#### Extracted information:
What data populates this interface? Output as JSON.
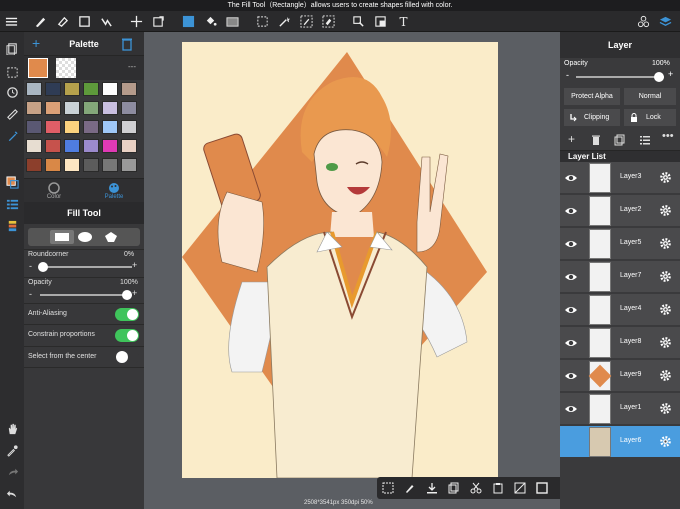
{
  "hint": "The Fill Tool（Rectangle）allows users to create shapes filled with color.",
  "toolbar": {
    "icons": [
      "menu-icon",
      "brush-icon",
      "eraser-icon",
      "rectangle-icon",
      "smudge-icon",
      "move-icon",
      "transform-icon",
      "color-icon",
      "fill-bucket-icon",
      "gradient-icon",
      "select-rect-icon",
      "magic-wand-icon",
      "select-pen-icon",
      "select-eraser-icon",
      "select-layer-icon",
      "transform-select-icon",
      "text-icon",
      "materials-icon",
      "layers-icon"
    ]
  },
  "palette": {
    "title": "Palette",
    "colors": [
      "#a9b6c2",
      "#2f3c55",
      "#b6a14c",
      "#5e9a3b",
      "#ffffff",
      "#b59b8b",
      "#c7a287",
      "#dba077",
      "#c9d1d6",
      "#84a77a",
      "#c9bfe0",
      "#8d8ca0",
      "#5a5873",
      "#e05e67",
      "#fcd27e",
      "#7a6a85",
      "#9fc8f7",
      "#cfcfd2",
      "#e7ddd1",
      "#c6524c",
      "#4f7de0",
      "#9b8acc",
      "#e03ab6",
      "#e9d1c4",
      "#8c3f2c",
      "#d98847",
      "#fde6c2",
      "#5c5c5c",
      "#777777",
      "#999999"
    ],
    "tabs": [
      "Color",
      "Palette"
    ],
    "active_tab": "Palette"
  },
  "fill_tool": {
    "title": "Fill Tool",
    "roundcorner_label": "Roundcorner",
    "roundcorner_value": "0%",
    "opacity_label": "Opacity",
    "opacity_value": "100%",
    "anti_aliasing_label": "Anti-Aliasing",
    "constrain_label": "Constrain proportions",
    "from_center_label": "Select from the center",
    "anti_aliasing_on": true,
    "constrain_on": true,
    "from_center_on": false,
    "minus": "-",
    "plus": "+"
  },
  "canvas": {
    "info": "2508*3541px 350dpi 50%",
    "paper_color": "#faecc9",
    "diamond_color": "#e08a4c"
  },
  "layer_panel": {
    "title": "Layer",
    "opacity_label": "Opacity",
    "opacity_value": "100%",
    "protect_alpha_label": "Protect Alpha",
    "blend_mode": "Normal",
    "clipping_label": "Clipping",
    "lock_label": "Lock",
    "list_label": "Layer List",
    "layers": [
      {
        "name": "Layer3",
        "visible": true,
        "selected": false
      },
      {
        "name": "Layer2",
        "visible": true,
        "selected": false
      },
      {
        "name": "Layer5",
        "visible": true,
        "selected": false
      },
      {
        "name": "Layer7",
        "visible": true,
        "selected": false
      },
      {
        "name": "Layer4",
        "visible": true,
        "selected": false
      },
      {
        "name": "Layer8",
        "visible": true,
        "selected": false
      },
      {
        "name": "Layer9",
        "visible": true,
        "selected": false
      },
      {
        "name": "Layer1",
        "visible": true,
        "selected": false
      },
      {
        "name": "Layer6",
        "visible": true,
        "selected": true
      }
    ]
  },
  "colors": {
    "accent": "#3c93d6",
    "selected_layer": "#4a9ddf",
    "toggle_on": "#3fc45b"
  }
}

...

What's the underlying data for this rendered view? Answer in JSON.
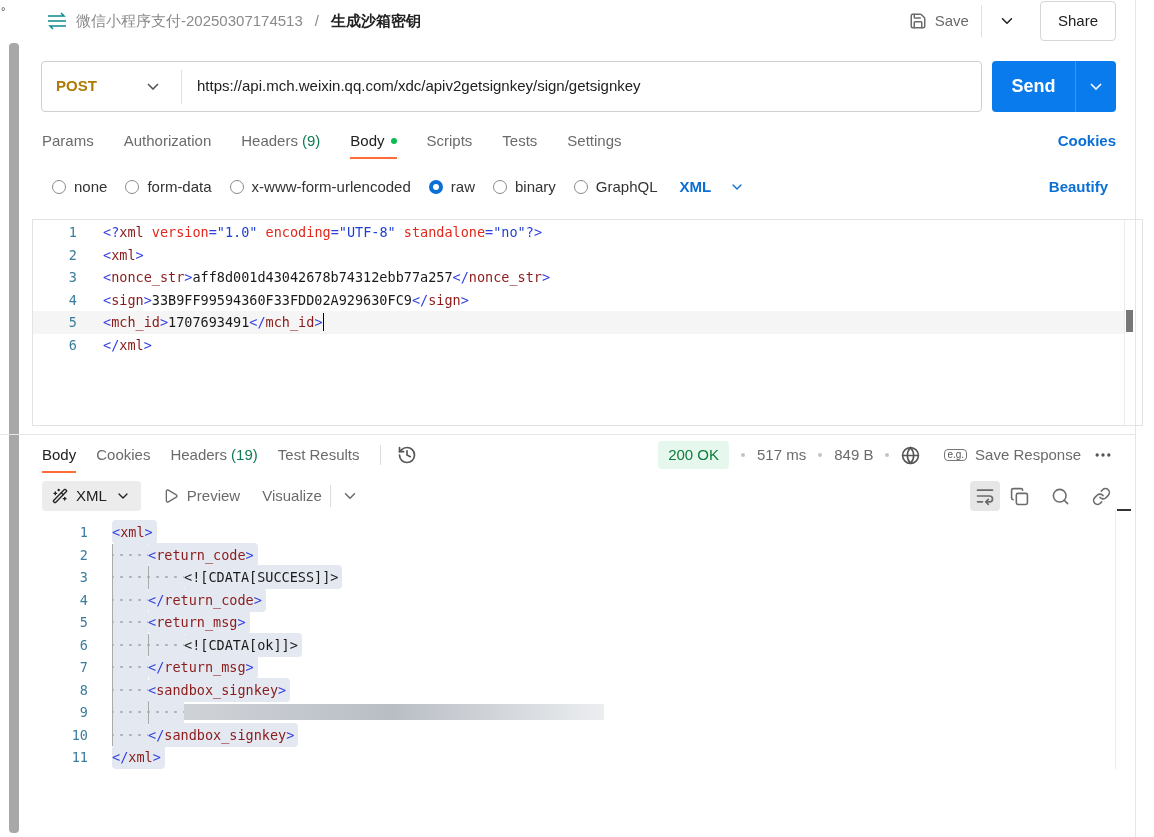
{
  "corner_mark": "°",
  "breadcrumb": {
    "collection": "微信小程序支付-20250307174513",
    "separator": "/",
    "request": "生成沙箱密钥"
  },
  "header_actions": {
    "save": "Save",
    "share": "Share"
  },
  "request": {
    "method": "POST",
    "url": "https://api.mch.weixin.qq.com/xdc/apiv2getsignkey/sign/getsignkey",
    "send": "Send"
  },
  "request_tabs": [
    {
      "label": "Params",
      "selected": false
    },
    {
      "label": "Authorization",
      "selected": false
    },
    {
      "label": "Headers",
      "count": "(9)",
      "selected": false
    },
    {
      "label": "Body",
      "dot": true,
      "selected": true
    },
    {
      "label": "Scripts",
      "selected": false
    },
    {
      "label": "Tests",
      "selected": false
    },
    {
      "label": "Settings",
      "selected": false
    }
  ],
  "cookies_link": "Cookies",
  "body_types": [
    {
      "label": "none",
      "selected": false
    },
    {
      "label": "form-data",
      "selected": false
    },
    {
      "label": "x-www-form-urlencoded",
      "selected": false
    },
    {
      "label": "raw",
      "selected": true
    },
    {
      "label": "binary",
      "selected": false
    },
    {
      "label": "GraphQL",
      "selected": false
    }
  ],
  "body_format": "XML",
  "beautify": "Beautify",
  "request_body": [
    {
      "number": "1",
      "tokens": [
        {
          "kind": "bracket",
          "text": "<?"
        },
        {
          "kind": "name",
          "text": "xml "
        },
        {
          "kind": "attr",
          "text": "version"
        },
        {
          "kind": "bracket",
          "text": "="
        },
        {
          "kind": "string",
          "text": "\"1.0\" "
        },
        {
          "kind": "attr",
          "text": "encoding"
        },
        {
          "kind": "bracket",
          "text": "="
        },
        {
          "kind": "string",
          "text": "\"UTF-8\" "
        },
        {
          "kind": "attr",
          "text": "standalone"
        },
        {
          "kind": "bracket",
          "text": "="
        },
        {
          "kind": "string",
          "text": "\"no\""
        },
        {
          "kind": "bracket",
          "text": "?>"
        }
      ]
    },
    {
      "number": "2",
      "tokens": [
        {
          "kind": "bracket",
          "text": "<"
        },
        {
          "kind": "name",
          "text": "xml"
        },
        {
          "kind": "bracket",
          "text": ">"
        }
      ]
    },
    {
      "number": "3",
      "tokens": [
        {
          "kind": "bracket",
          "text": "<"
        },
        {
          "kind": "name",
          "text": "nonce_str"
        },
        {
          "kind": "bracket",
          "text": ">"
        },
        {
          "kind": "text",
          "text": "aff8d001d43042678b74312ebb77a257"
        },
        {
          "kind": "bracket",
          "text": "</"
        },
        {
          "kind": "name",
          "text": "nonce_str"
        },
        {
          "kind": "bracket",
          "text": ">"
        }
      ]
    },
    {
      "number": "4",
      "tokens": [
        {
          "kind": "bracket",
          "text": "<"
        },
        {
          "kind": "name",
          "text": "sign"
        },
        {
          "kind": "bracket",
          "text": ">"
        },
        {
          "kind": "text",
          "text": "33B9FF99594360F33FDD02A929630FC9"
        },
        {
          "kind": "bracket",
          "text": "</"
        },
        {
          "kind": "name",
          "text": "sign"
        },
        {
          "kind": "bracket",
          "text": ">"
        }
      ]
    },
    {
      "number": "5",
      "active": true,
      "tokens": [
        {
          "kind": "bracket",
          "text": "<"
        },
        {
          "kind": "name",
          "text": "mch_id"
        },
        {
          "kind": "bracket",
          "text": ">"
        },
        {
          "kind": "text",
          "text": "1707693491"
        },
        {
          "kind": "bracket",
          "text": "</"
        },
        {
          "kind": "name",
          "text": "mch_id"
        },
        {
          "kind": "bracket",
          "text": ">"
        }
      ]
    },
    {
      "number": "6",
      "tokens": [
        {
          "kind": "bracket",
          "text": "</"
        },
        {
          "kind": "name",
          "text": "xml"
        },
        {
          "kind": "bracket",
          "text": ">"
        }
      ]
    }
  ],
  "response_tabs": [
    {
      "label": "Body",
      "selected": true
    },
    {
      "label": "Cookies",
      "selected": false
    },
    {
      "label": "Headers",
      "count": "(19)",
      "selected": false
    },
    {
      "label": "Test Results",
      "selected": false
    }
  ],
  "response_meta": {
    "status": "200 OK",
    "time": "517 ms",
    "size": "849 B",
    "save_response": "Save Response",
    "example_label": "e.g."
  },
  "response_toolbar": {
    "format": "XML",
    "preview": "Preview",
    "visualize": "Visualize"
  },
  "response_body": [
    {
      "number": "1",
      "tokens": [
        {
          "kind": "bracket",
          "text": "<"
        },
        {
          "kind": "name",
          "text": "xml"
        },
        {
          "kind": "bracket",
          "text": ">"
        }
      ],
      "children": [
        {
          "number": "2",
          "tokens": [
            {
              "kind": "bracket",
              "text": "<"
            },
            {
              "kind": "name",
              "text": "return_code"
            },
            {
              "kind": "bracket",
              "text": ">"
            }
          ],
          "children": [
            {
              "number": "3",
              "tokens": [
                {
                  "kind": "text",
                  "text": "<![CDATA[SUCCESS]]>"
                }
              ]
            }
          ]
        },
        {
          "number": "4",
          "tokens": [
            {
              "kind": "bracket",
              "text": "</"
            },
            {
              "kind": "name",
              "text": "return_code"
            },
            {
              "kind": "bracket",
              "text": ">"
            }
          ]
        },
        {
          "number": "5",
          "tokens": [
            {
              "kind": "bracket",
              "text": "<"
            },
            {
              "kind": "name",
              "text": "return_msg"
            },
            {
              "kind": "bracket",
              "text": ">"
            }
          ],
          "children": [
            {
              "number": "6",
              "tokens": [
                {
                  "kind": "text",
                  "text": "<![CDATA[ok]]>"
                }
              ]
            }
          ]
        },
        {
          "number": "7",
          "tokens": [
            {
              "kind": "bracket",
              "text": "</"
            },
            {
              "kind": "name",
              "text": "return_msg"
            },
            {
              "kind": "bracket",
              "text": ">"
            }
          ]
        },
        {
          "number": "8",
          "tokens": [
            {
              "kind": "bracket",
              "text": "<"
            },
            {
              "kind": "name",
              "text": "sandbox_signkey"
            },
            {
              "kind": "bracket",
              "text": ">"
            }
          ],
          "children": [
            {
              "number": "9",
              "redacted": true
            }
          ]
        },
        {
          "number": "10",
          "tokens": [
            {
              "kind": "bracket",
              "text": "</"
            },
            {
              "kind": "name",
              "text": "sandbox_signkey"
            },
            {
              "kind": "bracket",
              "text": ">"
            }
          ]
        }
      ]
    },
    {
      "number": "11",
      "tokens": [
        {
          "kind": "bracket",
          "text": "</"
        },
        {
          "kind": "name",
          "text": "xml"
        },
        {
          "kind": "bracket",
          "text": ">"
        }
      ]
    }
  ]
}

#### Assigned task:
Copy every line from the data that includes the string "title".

#### Written response:
    "title": "Palette",
    "title": "Fill Tool",
    "title": "Layer",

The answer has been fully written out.